Images in this post may contain affiliate links which, if a purchase is made from those sites, I may earn money or products from the company.
What may be compared to Whitney Houston’s The Bodyguard far surpasses it to the point that the association is almost insulting.
Review (with Spoilers)
Between being a fan of Gugu Mbatha-Raw for years, and being an avid reader of the Black media website Shadow & Act, I have been anticipating this movie for months. Though, amongst Mbatha-Raw as a selling point, there is also Nate Parker, and the name Gina Prince-Bythewood. A name which may be unfamiliar, since she isn’t an actress, nor the most active, but with her being the writer/ director of The Secret Life of Bees and the classic Love & Basketball, it is difficult to not expect, after it being more than 6 years since her last film, that this could be anything less than a potential classic. Now, as for if the word “Classic” applies to Beyond the Lights, look below.
Characters & Story
Since she was a baby, singing for Noni (Gugu Mbatha-Raw) has been calming and gave her purpose. However, with her career guided by her mom/ manager Macy (Minnie Driver), she hasn’t had a career like her inspiration, Nina Simone. Instead, her mom guided her down the path of being a hyper-sexualized pop star. A life which, as can be seen in the trailer, leads her to attempt suicide. Something which Kaz (Nate Parker), an inspiring politician/ police officer, stops. And with him rescuing Noni begins Noni’s journey to rediscovering herself through the love she shares with Kaz.
Considering the journey Prince-Bythewood went on to make this movie, and the final product, I think all the headaches she went through to see this released was worth it. To begin, Gugu Mbatha-Raw continues to build a case for herself as not just a talented actress, but one who shall be considered one of the greats who young actors aspire to have a career like. For with her performance in this movie she presents the superficial beauty we almost solely see when it comes to pop stars, but humanizes them past whatever interview or personal record that can be released. For while, to my knowledge, Prince-Bythewood wasn’t directly looking at one sole pop star when writing this film, you could easily imagine Noni representing many of these pop stars whose lives have been controlled by external expectations as they did as they were told and looked every which way for someone to say no on their behalf .
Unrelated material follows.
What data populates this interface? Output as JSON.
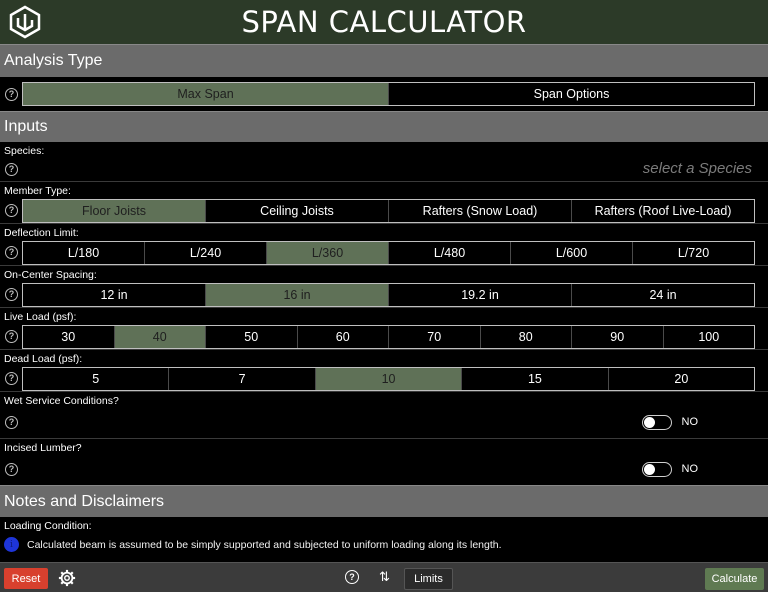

Speaking on the story, in the marketing of the film, it used the newest meme: “This could be us, but you playin’” in order to highlight moments in Kaz and Noni’s relationship, and truly the happier parts of their relationship are moments you would not only envy, but aspire to have. For when you strip the fame and the money from the situation, there is this sort of interdependency. Which you can’t perhaps see, from the start, since Noni seems to need Kaz more than he needs her, but for what he offers in stability, she offers affection, love, and a chance to heal his rarely spoken on wounds.
Also, outside of the Noni and Kaz relationship, there is also the dynamic Noni and Kaz have with their parents Macy and Captain Nicol (Danny Glover). For Noni’s relationship with Macy, in itself, makes it so as much as this could be seen as a romance film, there is also a highly complicated drama in which Driver’s character has something to prove, and often you are led to wonder if she has Noni’s best intentions at heart, or simply is trying to craft her own success. As for Captain Nicol, his relationship with his son is less laden with issues, but he does help present the idea that something that went down in Kaz’s past left him with a bit of a broken heart, and a few unmentioned issues when it comes to relationships.
To me, the only real issue I can see someone having with this film is that Kaz’s character isn’t as defined as Noni’s. Leading you to have to make some assumptions as to what led him to become the man he is, besides idolizing his father. Outside of that, I must admit I was disappointed there weren’t more original songs from Noni. However, considering the few in the movie, like “Masterpiece” perhaps the lack of original songs should be considered a good thing. For if there is one sole thing The Bodyguard does better than Beyond The Lights, it would be the soundtrack.
Overall: Worth Seeing
Whether this film will join Love & Basketball as a classic, well I think only time will tell. For me, though, while I enjoyed the movie, and will probably watch it again, I can’t say this is an off the bat classic. For while it is entertaining, funny at times, and definitely will get multiple reactions out of you during the ups and downs of Noni and Kaz’s relationship, I just found it weird that no matter how good a scene, I never felt the need to cry. Which surprised me since I cry during the Annie trailer. So not once crying as Noni has to deal with Kaz’s hesitation, her dealing with her mother, or even crying when she was happy, it just makes me feel that while this is undeniably “Worth Seeing,” it isn’t the type of film I believe will become a signature role for Mbatha-Raw, Parker, or anyone involved. If anything, it will become just another brick on their road to standing next to, or maybe even above, the stars of yore.
Things to Note
Also, worth noting is the imagery which has most of Noni’s clothing deal with chains representing she is sort of a slave to the industry.